Summer is upon us and the weather is quite strange here in New South Wales where I am based. The first day of summer had a high in the low teens and was cold. By the ninth day of summer the temperature was in the very high 30’s and we were all sweltering. Fires are raging across our country and many areas are drought declared with many more being on the cusp of drought. Water restrictions are in force in many locations and if you do not have water restrictions in place you should still be very careful with your use of water.

In many Social Media gardening groups, discussion centres around how to keep your plants alive with strict water restrictions and how difficult this can be. When hoses are not allowed, we need to go back to the way our ancestors watered their precious food crops -saving every drop of water that is not used in the house and bucketing it onto the plants. Saving shower warm up water, having a container to pour left over water from drinks and cooking water from vegetables are some of the ways to be waterwise. Place a bucket under the condensation outlet of split system air conditioners to catch the water, it is surprising how much water can be saved this way. Grey water systems attached to washing machines make use of the rinse water. Always keep a bucket under every outdoor tap that you are using so if there are drips you catch them.  It doesn’t matter how you do it, bucketing water onto gardens makes us more mindful of our water use as it is much harder work than simply turning on a tap and moving a hose around. We do not have a sewer system available where we live, therefore we have a recycling waste system that treats all wastewater (using bacteria) and the water is then released onto the garden. The water is not potable and there are regulations about using it on food plants, ours goes on to a large rose garden, and it can be used on lawns and other decorative gardens. We are still very careful about water use, but I feel better knowing that any water we use in the house goes back onto the garden.

It is also important in the heat of summer to remember not only do our pets require access to fresh drinking water, but the wildlife around us also need water too.  Birdbaths can be very decorative but also serve a purpose in a garden.
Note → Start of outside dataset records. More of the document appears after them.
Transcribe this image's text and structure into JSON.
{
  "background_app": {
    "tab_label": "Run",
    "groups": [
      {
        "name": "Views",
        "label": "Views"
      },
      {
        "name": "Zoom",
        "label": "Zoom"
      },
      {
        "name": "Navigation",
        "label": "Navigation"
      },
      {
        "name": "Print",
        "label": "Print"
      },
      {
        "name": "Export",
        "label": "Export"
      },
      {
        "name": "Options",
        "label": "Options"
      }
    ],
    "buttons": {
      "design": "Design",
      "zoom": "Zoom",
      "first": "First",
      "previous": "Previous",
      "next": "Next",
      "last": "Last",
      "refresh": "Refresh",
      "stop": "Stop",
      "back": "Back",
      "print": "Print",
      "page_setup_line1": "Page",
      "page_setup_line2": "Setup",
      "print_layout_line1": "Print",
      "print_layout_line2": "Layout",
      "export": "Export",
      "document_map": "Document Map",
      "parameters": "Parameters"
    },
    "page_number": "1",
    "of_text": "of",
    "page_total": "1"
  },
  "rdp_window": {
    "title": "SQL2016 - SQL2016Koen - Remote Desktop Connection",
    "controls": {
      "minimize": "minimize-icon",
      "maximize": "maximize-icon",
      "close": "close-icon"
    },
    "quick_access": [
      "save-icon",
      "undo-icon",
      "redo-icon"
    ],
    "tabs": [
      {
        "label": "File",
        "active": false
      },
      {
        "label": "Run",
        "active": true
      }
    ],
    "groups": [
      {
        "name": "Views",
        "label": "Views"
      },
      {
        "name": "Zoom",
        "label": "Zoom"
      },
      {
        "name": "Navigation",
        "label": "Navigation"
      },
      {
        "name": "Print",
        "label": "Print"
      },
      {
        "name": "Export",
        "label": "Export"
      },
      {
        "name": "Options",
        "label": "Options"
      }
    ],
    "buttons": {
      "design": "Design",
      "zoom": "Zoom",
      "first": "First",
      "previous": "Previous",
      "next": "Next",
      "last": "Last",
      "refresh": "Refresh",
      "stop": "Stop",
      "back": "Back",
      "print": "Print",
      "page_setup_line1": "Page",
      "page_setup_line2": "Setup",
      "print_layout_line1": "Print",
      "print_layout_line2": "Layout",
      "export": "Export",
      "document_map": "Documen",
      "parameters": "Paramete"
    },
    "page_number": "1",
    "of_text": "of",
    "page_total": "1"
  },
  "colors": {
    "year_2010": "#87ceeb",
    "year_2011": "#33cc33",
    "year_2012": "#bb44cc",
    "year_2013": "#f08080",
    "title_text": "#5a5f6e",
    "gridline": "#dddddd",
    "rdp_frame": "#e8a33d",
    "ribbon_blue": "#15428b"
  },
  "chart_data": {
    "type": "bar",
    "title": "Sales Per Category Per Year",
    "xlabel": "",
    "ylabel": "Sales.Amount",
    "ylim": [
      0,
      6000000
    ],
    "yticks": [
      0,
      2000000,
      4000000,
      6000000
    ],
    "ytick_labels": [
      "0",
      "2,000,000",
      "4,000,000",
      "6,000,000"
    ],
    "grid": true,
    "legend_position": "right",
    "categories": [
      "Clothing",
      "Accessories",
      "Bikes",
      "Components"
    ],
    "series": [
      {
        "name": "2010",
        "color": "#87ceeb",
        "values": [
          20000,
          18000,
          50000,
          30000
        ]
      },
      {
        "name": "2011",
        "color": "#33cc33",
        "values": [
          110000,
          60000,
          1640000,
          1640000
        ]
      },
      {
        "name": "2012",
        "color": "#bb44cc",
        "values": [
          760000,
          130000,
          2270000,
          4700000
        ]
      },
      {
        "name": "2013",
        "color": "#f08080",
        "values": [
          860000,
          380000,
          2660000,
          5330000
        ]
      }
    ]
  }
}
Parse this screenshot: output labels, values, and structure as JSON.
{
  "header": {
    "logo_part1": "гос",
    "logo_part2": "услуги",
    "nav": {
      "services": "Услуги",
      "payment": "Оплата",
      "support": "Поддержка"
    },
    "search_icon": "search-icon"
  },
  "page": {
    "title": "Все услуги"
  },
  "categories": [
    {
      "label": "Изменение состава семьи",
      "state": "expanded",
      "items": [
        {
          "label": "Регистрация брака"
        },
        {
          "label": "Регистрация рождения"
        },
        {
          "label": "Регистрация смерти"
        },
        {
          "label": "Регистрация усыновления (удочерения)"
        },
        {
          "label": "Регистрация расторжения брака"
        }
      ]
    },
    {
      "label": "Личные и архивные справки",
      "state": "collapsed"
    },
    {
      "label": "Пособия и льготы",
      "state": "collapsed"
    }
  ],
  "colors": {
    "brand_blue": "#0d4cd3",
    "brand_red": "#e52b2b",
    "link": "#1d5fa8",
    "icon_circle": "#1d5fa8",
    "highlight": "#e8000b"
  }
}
Birds will flock to them for a drink and a bath. It is important to keep them clean so keep a scrubbing brush for the purpose and give it a scrub weekly and rinse out debris. Water needs to be changed daily if possible. Birdbaths are also best placed in an area that provides some shade to decrease evaporation. Minimise access to cats and other predators by ensuring there is no cover for them to hide in and hunt from. Alternatively provide shelter for birds in the form of a thorny bush nearby.

Insects need access to drinking water as well. Providing a shallow dish with some rocks for insects to perch on safely is ideal. Insects are attracted to colours in the yellow and blue spectrum so a narrow dish in these colours is great, but really any shallow dish will do. If you don’t want to, or can’t keep a variety of water sources clean and fresh, place a rock in your birdbath and it will become a multi-purpose waterer.

Creating a variety of insect and bird water sources can be a fun school holiday activity. Tip shops and Op shops often have shallow ceramic or glass dishes that can be purchased for very little. Kids can gather the required rocks, and these can be painted with non-toxic paint to add colour. A small watering can that a child can manage can be used to add water each day. Just remember that insect water vessels also need to be kept clean and topped up regularly.

There is always other wildlife around that is not visible during the day. I live in on a rural property so some of the species we may have would include possums, kangaroos, flying foxes and hopefully squirrel gliders and others. Even in urban areas there is wildlife about that you may not be aware of.  A ceramic dog water bowl left under bushes and trees will provide a drink to many animals. Remember to clean it and refill it regularly. One bucket of water will fill a number of water vessels in a garden on a daily basis.

As the year draws to a close and summer heats up please be mindful of your water use but also remember to provide drinks for the birds and insects that surround us.